__Your instructions__: Set down each entry as it stands. Skip the pictures.

__Entries supplied__:

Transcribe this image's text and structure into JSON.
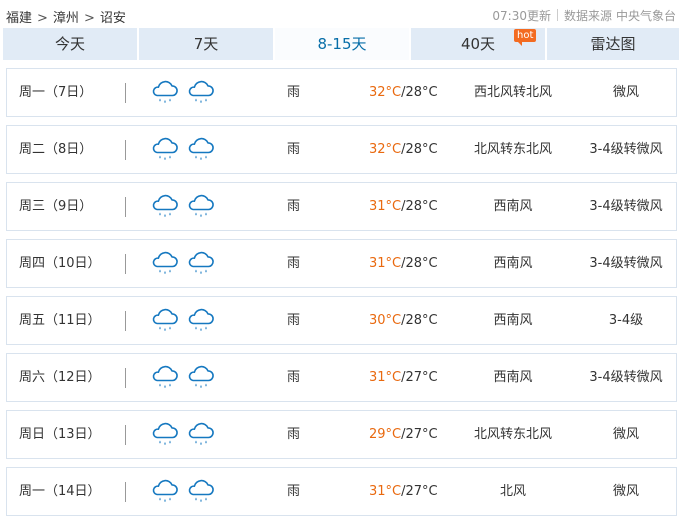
{
  "breadcrumb": {
    "items": [
      "福建",
      "漳州",
      "诏安"
    ],
    "separator": ">"
  },
  "meta": {
    "updated": "07:30更新",
    "source_label": "数据来源",
    "source_org": "中央气象台"
  },
  "tabs": [
    {
      "label": "今天",
      "active": false
    },
    {
      "label": "7天",
      "active": false
    },
    {
      "label": "8-15天",
      "active": true
    },
    {
      "label": "40天",
      "active": false,
      "badge": "hot"
    },
    {
      "label": "雷达图",
      "active": false
    }
  ],
  "colors": {
    "tab_bg": "#e1ebf6",
    "tab_active_text": "#076ea8",
    "high_temp": "#e9690f",
    "hot_badge": "#f36b21",
    "rain_icon": "#1578c0"
  },
  "forecast": [
    {
      "day": "周一（7日）",
      "icons": [
        "rain-cloud-icon",
        "rain-cloud-icon"
      ],
      "weather": "雨",
      "high": "32°C",
      "low": "/28°C",
      "wind_dir": "西北风转北风",
      "wind_level": "微风"
    },
    {
      "day": "周二（8日）",
      "icons": [
        "rain-cloud-icon",
        "rain-cloud-icon"
      ],
      "weather": "雨",
      "high": "32°C",
      "low": "/28°C",
      "wind_dir": "北风转东北风",
      "wind_level": "3-4级转微风"
    },
    {
      "day": "周三（9日）",
      "icons": [
        "rain-cloud-icon",
        "rain-cloud-icon"
      ],
      "weather": "雨",
      "high": "31°C",
      "low": "/28°C",
      "wind_dir": "西南风",
      "wind_level": "3-4级转微风"
    },
    {
      "day": "周四（10日）",
      "icons": [
        "rain-cloud-icon",
        "rain-cloud-icon"
      ],
      "weather": "雨",
      "high": "31°C",
      "low": "/28°C",
      "wind_dir": "西南风",
      "wind_level": "3-4级转微风"
    },
    {
      "day": "周五（11日）",
      "icons": [
        "rain-cloud-icon",
        "rain-cloud-icon"
      ],
      "weather": "雨",
      "high": "30°C",
      "low": "/28°C",
      "wind_dir": "西南风",
      "wind_level": "3-4级"
    },
    {
      "day": "周六（12日）",
      "icons": [
        "rain-cloud-icon",
        "rain-cloud-icon"
      ],
      "weather": "雨",
      "high": "31°C",
      "low": "/27°C",
      "wind_dir": "西南风",
      "wind_level": "3-4级转微风"
    },
    {
      "day": "周日（13日）",
      "icons": [
        "rain-cloud-icon",
        "rain-cloud-icon"
      ],
      "weather": "雨",
      "high": "29°C",
      "low": "/27°C",
      "wind_dir": "北风转东北风",
      "wind_level": "微风"
    },
    {
      "day": "周一（14日）",
      "icons": [
        "rain-cloud-icon",
        "rain-cloud-icon"
      ],
      "weather": "雨",
      "high": "31°C",
      "low": "/27°C",
      "wind_dir": "北风",
      "wind_level": "微风"
    }
  ]
}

__Exercise response__:
Transcribe this image's text and structure into JSON.
{
  "breadcrumb": {
    "items": [
      "福建",
      "漳州",
      "诏安"
    ],
    "separator": ">"
  },
  "meta": {
    "updated": "07:30更新",
    "source_label": "数据来源",
    "source_org": "中央气象台"
  },
  "tabs": [
    {
      "label": "今天",
      "active": false
    },
    {
      "label": "7天",
      "active": false
    },
    {
      "label": "8-15天",
      "active": true
    },
    {
      "label": "40天",
      "active": false,
      "badge": "hot"
    },
    {
      "label": "雷达图",
      "active": false
    }
  ],
  "colors": {
    "tab_bg": "#e1ebf6",
    "tab_active_text": "#076ea8",
    "high_temp": "#e9690f",
    "hot_badge": "#f36b21",
    "rain_icon": "#1578c0"
  },
  "forecast": [
    {
      "day": "周一（7日）",
      "icons": [
        "rain-cloud-icon",
        "rain-cloud-icon"
      ],
      "weather": "雨",
      "high": "32°C",
      "low": "/28°C",
      "wind_dir": "西北风转北风",
      "wind_level": "微风"
    },
    {
      "day": "周二（8日）",
      "icons": [
        "rain-cloud-icon",
        "rain-cloud-icon"
      ],
      "weather": "雨",
      "high": "32°C",
      "low": "/28°C",
      "wind_dir": "北风转东北风",
      "wind_level": "3-4级转微风"
    },
    {
      "day": "周三（9日）",
      "icons": [
        "rain-cloud-icon",
        "rain-cloud-icon"
      ],
      "weather": "雨",
      "high": "31°C",
      "low": "/28°C",
      "wind_dir": "西南风",
      "wind_level": "3-4级转微风"
    },
    {
      "day": "周四（10日）",
      "icons": [
        "rain-cloud-icon",
        "rain-cloud-icon"
      ],
      "weather": "雨",
      "high": "31°C",
      "low": "/28°C",
      "wind_dir": "西南风",
      "wind_level": "3-4级转微风"
    },
    {
      "day": "周五（11日）",
      "icons": [
        "rain-cloud-icon",
        "rain-cloud-icon"
      ],
      "weather": "雨",
      "high": "30°C",
      "low": "/28°C",
      "wind_dir": "西南风",
      "wind_level": "3-4级"
    },
    {
      "day": "周六（12日）",
      "icons": [
        "rain-cloud-icon",
        "rain-cloud-icon"
      ],
      "weather": "雨",
      "high": "31°C",
      "low": "/27°C",
      "wind_dir": "西南风",
      "wind_level": "3-4级转微风"
    },
    {
      "day": "周日（13日）",
      "icons": [
        "rain-cloud-icon",
        "rain-cloud-icon"
      ],
      "weather": "雨",
      "high": "29°C",
      "low": "/27°C",
      "wind_dir": "北风转东北风",
      "wind_level": "微风"
    },
    {
      "day": "周一（14日）",
      "icons": [
        "rain-cloud-icon",
        "rain-cloud-icon"
      ],
      "weather": "雨",
      "high": "31°C",
      "low": "/27°C",
      "wind_dir": "北风",
      "wind_level": "微风"
    }
  ]
}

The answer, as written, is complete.